3. The Catholic Christian is a loving and caring person

• He/she strives daily to live in harmony with nature- in humility, sacrificially giving his/her whole life i.e. of their time, talents and property, for the benefit of others.

• Our research has shown very emphatically however, that the Vincentian society has a rampant urge to access easy-money, power and large properties- to be like, or better than, the Joneses.

• We consequently become deeply and secretly involved in the drug industry-trading and abuse.

• This leads us, especially (the youths) into deviance and crime –related behaviour, to the detriment of our fellowman and neighbour.


b. Our unemployed youths now hold-up at gunpoint, shoot and kill for money, etc.
c. Our young girls are afraid to walk, even in groups, in the streets after 6:00 p.m. “fear of the other, is the order of the day: Trust in the other is no longer desirable.”
d. Those who have money and wealth become richer, as they use their new power to obtain more wealth, and the poor becomes more marginalized and weaker in every way.
e. Our people have become comfortable with sin and evil, and we encourage this behaviour in others to justify our actions.

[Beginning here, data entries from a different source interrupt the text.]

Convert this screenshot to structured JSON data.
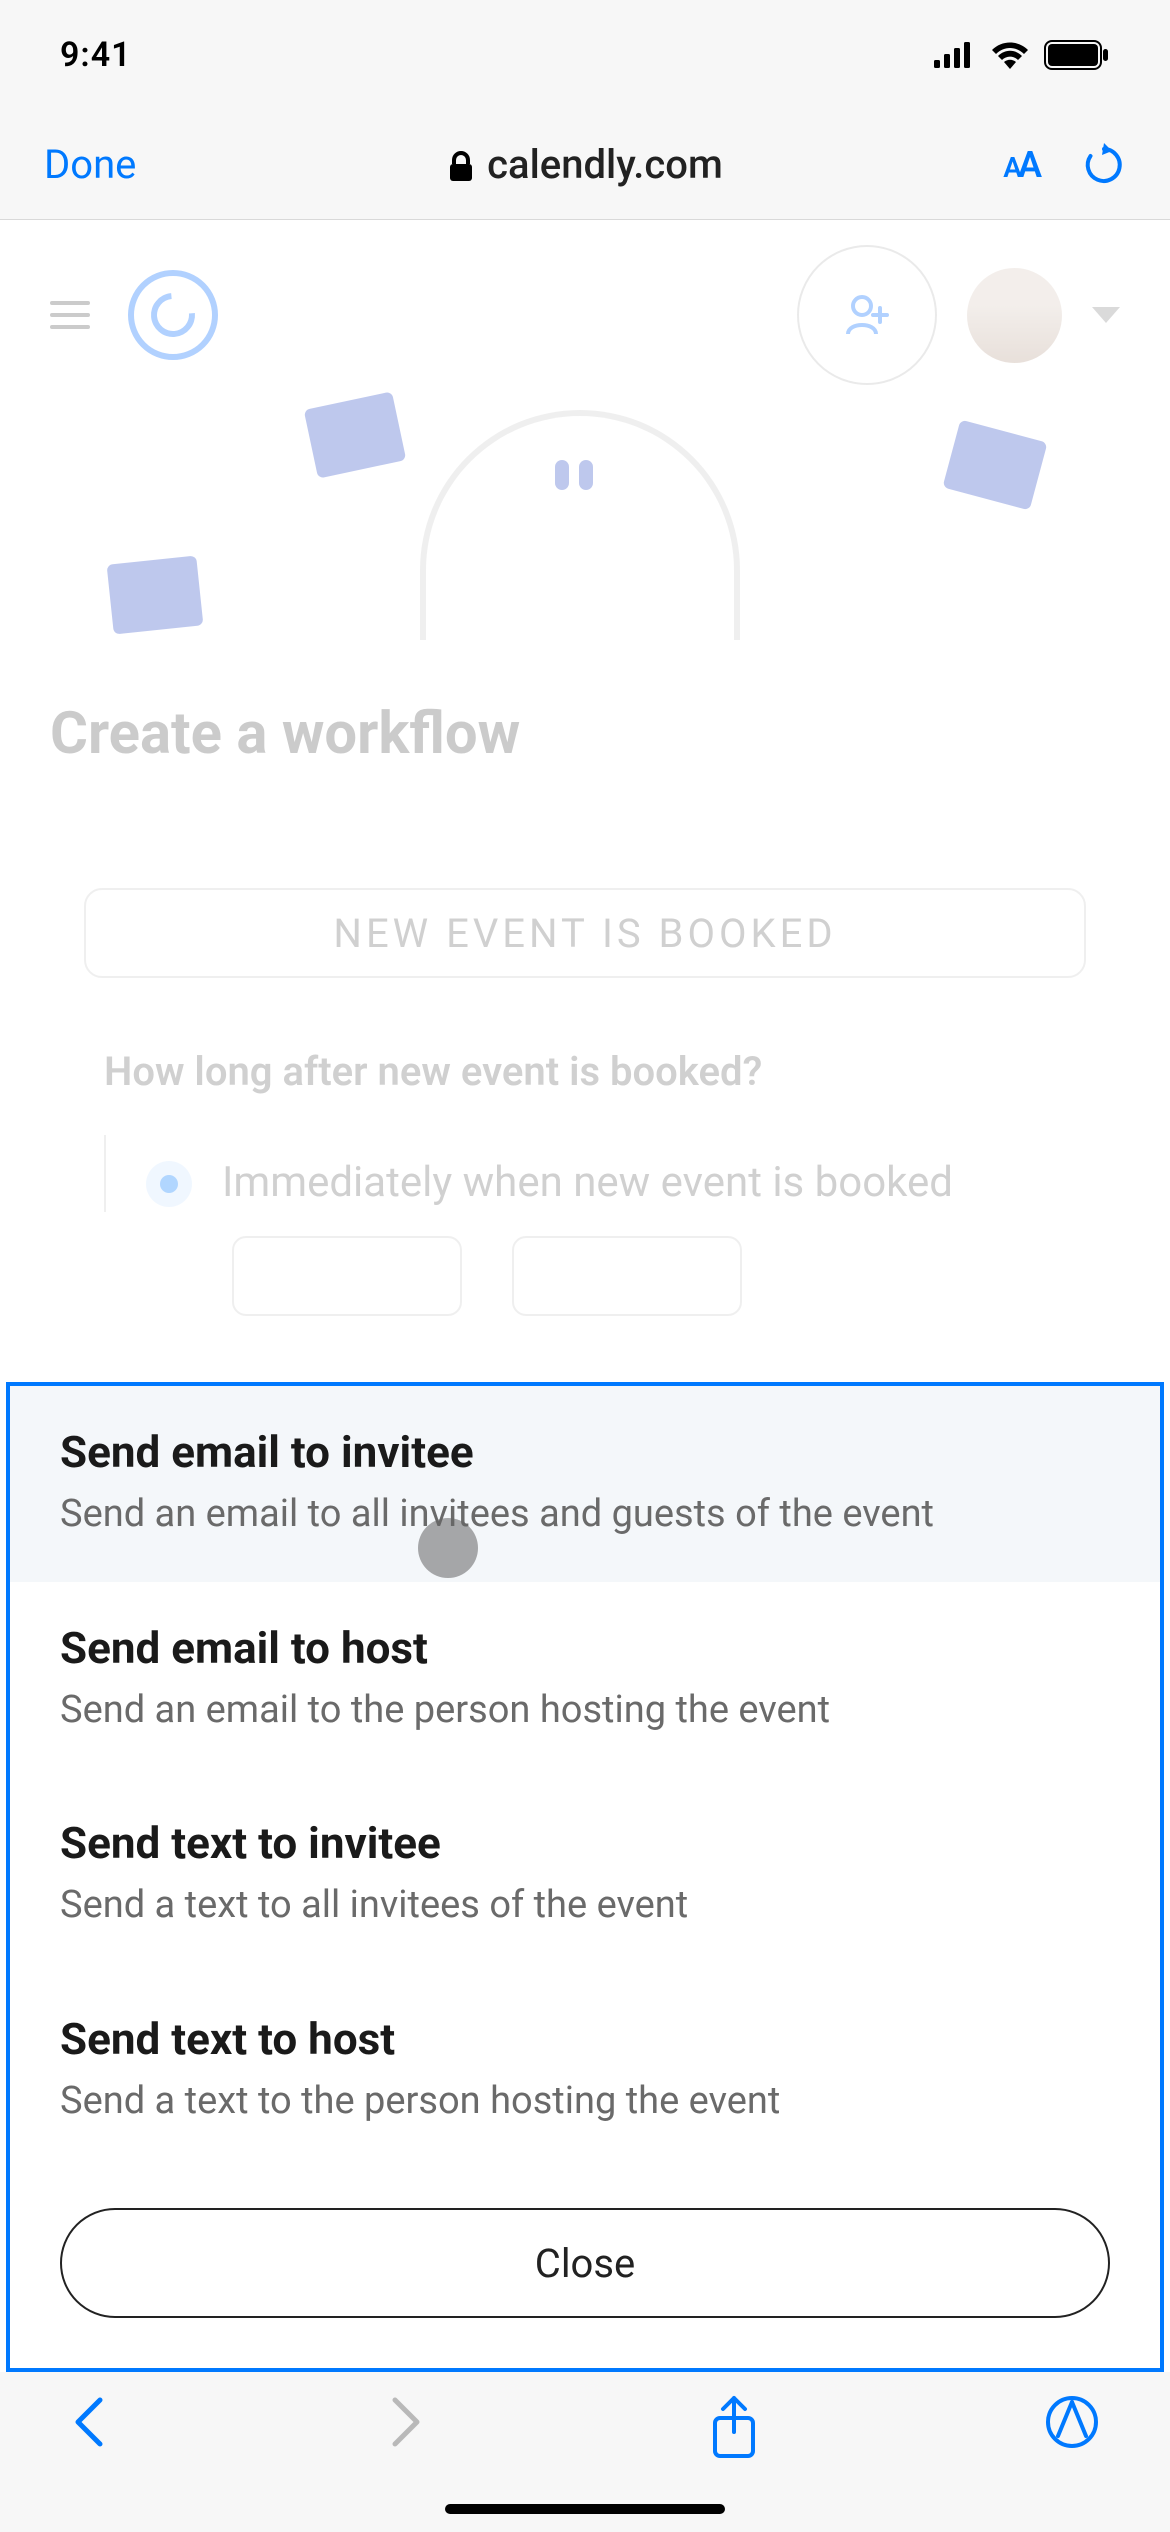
{
  "status": {
    "time": "9:41"
  },
  "safari": {
    "done": "Done",
    "url": "calendly.com",
    "aA_small": "A",
    "aA_big": "A"
  },
  "page": {
    "title": "Create a workflow",
    "triggerBox": "New event is booked",
    "question": "How long after new event is booked?",
    "radio": "Immediately when new event is booked"
  },
  "sheet": {
    "items": [
      {
        "title": "Send email to invitee",
        "desc": "Send an email to all invitees and guests of the event"
      },
      {
        "title": "Send email to host",
        "desc": "Send an email to the person hosting the event"
      },
      {
        "title": "Send text to invitee",
        "desc": "Send a text to all invitees of the event"
      },
      {
        "title": "Send text to host",
        "desc": "Send a text to the person hosting the event"
      }
    ],
    "close": "Close"
  }
}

We clothe them, and make them look good, and then live with them.

What must Assembly ’98 do to counteract the malaise, so that we can become more Christ-like in our daily living?

4. As Catholic Christians we must – with Our Holy Father the Pope- proclaim, promote and foster the “Gospel of Life.

Gen. 1: 28 reads: “The Lord God blessed them, saying to them, be fruitful,    multiply, fill the earth and conquer it.”

It is difficult to interpret “conquer it” to mean, kill and/or destroy life at will.

What is the level of Christian morality in the promotion of:
a) Homosexuality and lesbianism

• Now plaguing our youths and adults alike, in school and out of school, community wide and nationwide.

• In school the small boys go to the toilets to emulate what they see at home. At Carnival we teach the gyrating motions, the ‘Kok-up’, wind up down.

b) Rampant use of contraception
• A practice when internalized can only result in the desire for abortion due to unwanted pregnancies, euthanasia and a ready acceptance of murder.

This is the “Culture of Death” that is vigorously promoted by the so-called family planners of today. Condoms are given out and sold everywhere, even at gas stations.

• A former Minister of Health and renowned leader of Women’s Organizations once stated in an address: “If you get pregnant, keep the baby, but do anything not to get pregnant.”
• Do anything not to get pregnant, yes but the right thing is to stick to the natural safe period and/or abstain from unnecessary sex.
• Why promote the contraceptive mentality? Our research has clearly indicated that contraceptives are widely used in the society and by Catholics and others.

c) Gen 2:23-24 reads: The man exclaimed:

“This at last is bone from my bones and flesh from my flesh! This is to be called woman for this was taken from man.” Therefore, a man leaves his father and mother and joins himself to his wife, and they become one body.”

Our study, which constituted a larger proportion of women as sample subjects, has shown that a very significant number perceives that the way out of a problematic marriage is to get a divorce- particularly in the more highly populated parishes- and do “our own thing”.

Because this paper deals specifically with the morality of our people, only relevant sections of the study are presented here. Other important aspects of the research specifically pertaining to the responses to beliefs in the teachings of Jesus Christ and the traditions and rules of the Church will be dealt with in other presentations.

Notwithstanding, our theory that there is a ‘crisis of faith’ in our Church and society has been strongly upheld-for the most part in this study. This loss of faith in God and falling away from the teachings and rules of the Church have led to a high level of hopelessness, powerlessness, confusion and frustration in individuals, and families of our Church and nation.

Eking out a living, especially for the poor, has become a constant struggle; hence there is much cynicism, bitterness and lawlessness in the lifestyle of our people.

To formulate a meaningful and practicable Pastoral Plan in the face of this condition will necessitate very intensive planning and action.

Mary, Star of the New Evangelization, helps us.